"Who do you talk to the most across your day?" I pose this question during my communication and resiliency coaching sessions. There are varying replies - my partner, our customers, my friend - only a few come up with the correct answer.
You talk more to yourself than every other person combined.
Talking to yourself can be expressed as; a thought, an idea, rationalising a situation, a voice inside our head, and many other descriptions. They all have the same meaning, it is best described I think as self-talk. You are doing it right now as you read this post - some of you will be agreeing and may even be nodding your head as you read, others will be disagreeing and may stop reading now because you don't like what I am saying.
When you 'think' about something, you are too a large extent, talking to yourself.
Hence, it is very important to firstly be aware of your thoughts. You may have heard the saying, "You are what you think you are", or "You can do anything you put your mind to", or maybe "If you think you can or you think you can't you are right".
The mind is a powerful tool, you can use it to achieve wonderful things - overcome fears, control pain, change unwanted habits, reach goals, and even to dive down into depression. I bet you didn't see that coming, now what are you thinking right now? How's the self-talk?
When we let our thoughts get away on us, it will often focus on the negative. Your brain has a negative bias which means that you focus for a lot of your day on what could go wrong rather than what went right. Your brain is wired to look after you by searching for danger and to admonish you when you do something wrong.
As you search for danger, you talk to yourself. When you do something wrong, you may later be filled with guilt and regret. That's your negative bias at work.
We have over 70,000 thoughts each day, isn't that crazy? That's why it is important to be aware of your thoughts and to stop them when they go down the negative stream. Why, because your brain also is wired to exaggerate the negative, to catastrophise. It is also designed to over-think, to predict, to self-blame, there's apparently 50 of them.

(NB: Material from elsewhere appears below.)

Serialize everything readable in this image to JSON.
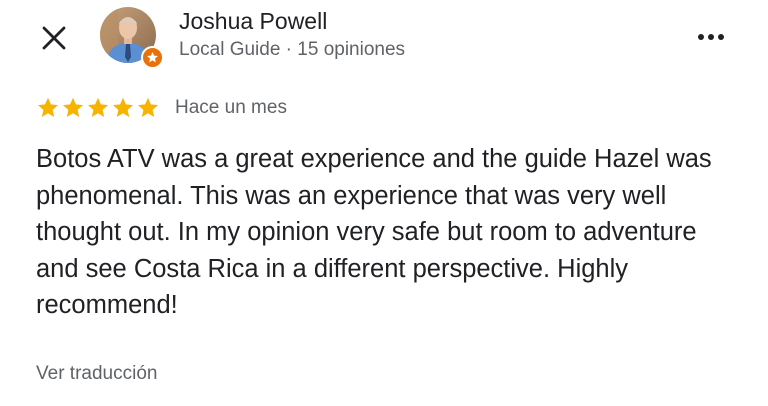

Think back to the last time you worried about something, the longer you pondered over it, the worse it seemed. And did what you were worried about eventuate, no. If it did, it was never as bad as you thought. Am I right? It's not magic, it's human behaviour.
It's more than just a thought, self-talk can change your life, for better or for worse.
Next week I will give you some simple tips on how to identify your thoughts, how to stop over-thinking, how to stop worrying, how to change your habit, and how to use your thoughts in a positive way.